In the midst of profound challenges — national and international, personal and social, practical and philosophical — I pause to give thanks.
I give thanks that the original ambitions of al-Qaida have been fractured, diminished, and are being pushed to the periphery.
I give thanks for the substantial recovery of New Orleans, the Gulf, Joplin, Tohoku, the Jersey Shore, Staten Island, Long Island and in this very moment the Visayas. For the extraordinary creativity of the human spirit, I give thanks. For the deep resilience of biological systems, I give thanks.
I give thanks that the men and women involved in air and ground transportation have demonstrated the potential of science and thoughtful design to engineer systems that over time substantially reduce risk of death, injury, and destruction. May we seek to apply their lessons elsewhere.
Especially during these days of intense holiday travel, I give thanks for the polite, patient, and professional demeanor of the vast majority of TSA officers.
As I consider the extraordinary bounty of a beautiful world offered for my pleasure (often at an amazingly low price), I give thanks to the professionals at Customs and Border Protection and ICE.
For blueberries, raspberries and so-sweet clementines in bleak mid-winter, I pause in childlike wonder and thanksgiving.
Inspired by the hope and hard work of the newest Americans, I give thanks to the men and women of USCIS and their work to preserve and protect this nation of immigrants.

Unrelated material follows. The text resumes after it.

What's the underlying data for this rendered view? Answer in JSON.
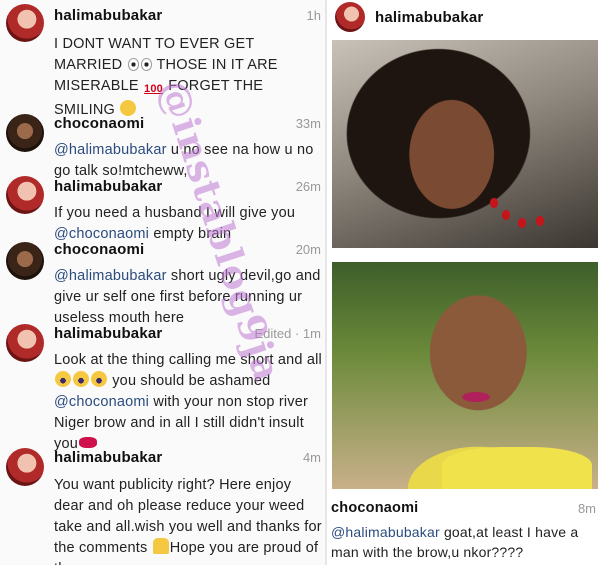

For Abdellilah, Annick, and Bahija, Arash, Jonathan, and Tessa, Vino, Shekar, and Toyoka, I give thanks.
I give particular thanks to live in a nation where the ballot is sacred and — with all our current frustrations — elections matter more than guns. So I give thanks to the Secret Service as guardians of our collective choice.
For all my old friends at FEMA I daily give thanks. You are expected to do much more than you are authorized, funded, or organized to do. Yet most of you — most days — do the very best you can with the burden, threat, and opportunity of these extravagant expectations.
For my new friends at SPAR, I admire your intelligence, insight, and ambition, your confidence that the elephant can yet learn to dance. I give thanks for practical idealism and tough-minded optimism.
As a collective the men and women of the United States Coast Guard are the most consistently competent, capable, creative, caring, and courageous I have ever personally encountered. You give me hope that large organizations are able to combine command-and-control with actual thinking and meaningful, mindful action. Thank you for your challenging contrarian model.
I don’t know many from NPPD, I&A, S&T, and other DHS components. I only have the broadest notions of what you do. But thank you. To say much more would probably seem gratuitous (which once meant to express gratitude, but has morphed).
Over the last decade (and a bit more) my life has been enriched to work in homeland security. There are so many state and local officials, so many private sector executives, so many neighbors caring about neighbors who have inspired and taught me so much.
It is also true there are too few Jocks and not nearly enough Leonas.
Chris Bellavita can seem a lonely archangel luminous in pure thought and flames of complex kinosis raising a bright sword to inspire a righteous but worried and rather absent-minded angelic host. Those gathered about him at times seeming much more Clarence Odbody, Angel 2nd Class, than Michael or Gabriel golden and glorious. Yet the archangel persists in loving and leading them.
And please remember, Clarence got the job done.
There are too few Teds, Jennifers, Janets, Patrices and Davids. Each a plural because beside you stand others — still too few — but a remnant that may in the end be sufficient, just enough to see us through.
Working with each of you has been a constantly unfolding blessing. Thank you.
There are days that I decide we are — at least I am — doomed, not merely to death (which is not for me a particular cause of dread) but to futile floundering, missed opportunities, and stupid self-limiting selfishness.
But then Ellen or Angela or Ryan — Tuesday it was Maybelle — someone my children’s age, demonstrates such keen intelligence, strategic insight, and willingness to work that I am reassured that strings of mindfulness still stretch over the frets of this species’ long neck. We are instruments capable of great beauty.
Thank you, each of you, for your music.